As globalisation has become a pervasive phenomenon, it has brought with it both opportunities and challenges for businesses. One of the most significant ways in which this has manifested is in the area of supply chain management. In recent years, a new trend has emerged, which is changing the way businesses operate, and that is the trend of supply chain localisation.
What is supply chain localisation?
In essence, supply chain localisation involves adopting a more regional-based approach to production and sourcing. Rather than relying on global suppliers and production sites, businesses are increasingly diversifying their supply chains by looking to source materials and components from local and regional suppliers. This is done in order to reduce costs, minimise risk, and increase flexibility.
Why is supply chain localisation important?
There are a number of reasons why supply chain localisation is becoming increasingly important for businesses. Firstly, it offers a way to reduce costs, by tapping into regional suppliers that can provide materials and components at a lower cost than global suppliers. Secondly, it provides a way to minimise risks, by diversifying the supply chain and reducing reliance on single suppliers. Finally, it offers greater flexibility, as businesses can respond more quickly to changes in demand, and can adapt their supply chains more easily to local conditions.
What are the challenges of supply chain localisation?
Despite these benefits, supply chain localisation is not without its challenges. One of the biggest challenges is the need to build relationships with local suppliers, which can be difficult given the language and cultural barriers that often exist. Another challenge is the need to manage supply chain risk effectively, as the diversification of the supply chain can also increase complexity, and therefore risk.
In conclusion, supply chain localisation is a trend that is here to stay, as it offers businesses a way to reduce costs, manage risk, and increase flexibility. However, it also presents challenges that need to be overcome.

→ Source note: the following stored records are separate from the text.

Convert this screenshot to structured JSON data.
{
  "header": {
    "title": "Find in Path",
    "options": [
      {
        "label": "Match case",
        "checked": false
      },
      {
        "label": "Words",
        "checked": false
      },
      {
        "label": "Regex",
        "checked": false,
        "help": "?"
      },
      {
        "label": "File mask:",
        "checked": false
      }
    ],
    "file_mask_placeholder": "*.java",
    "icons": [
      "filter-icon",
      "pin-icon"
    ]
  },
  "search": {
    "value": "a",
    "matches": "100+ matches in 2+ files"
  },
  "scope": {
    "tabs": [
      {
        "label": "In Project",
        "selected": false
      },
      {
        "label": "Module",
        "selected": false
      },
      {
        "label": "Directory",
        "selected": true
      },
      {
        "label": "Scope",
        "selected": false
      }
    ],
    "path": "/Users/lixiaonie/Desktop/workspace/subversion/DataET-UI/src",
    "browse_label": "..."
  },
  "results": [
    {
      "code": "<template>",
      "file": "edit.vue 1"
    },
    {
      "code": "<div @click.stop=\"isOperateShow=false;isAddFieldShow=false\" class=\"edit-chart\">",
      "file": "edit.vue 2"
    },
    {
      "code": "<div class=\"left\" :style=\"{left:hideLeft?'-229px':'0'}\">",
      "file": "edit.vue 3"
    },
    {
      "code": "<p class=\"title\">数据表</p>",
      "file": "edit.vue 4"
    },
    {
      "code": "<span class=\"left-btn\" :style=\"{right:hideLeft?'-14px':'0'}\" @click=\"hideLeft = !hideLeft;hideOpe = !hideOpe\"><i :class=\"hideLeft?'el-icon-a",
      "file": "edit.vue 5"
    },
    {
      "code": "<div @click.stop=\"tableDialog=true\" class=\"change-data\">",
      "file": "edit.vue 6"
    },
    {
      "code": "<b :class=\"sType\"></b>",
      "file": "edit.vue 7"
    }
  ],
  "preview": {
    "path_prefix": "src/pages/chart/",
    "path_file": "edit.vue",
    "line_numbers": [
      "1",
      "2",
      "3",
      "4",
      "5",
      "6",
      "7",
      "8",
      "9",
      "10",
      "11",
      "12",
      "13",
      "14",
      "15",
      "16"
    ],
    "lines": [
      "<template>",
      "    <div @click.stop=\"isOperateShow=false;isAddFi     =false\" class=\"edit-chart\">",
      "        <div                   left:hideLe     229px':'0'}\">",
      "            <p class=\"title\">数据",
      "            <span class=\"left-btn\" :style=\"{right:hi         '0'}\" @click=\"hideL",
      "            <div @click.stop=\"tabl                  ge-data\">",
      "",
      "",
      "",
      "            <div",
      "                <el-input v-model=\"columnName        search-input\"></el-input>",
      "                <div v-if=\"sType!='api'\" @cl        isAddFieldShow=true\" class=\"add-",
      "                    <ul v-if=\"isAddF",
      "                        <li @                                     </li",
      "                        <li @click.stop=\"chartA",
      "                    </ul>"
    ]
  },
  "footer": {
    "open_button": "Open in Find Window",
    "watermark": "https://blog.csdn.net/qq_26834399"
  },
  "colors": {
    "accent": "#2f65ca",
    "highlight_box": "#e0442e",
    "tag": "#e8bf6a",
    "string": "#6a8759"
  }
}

By focusing on building relationships with local suppliers and managing supply chain risk effectively, businesses can reap the benefits of supply chain localisation, and position themselves for success in an increasingly globalised world.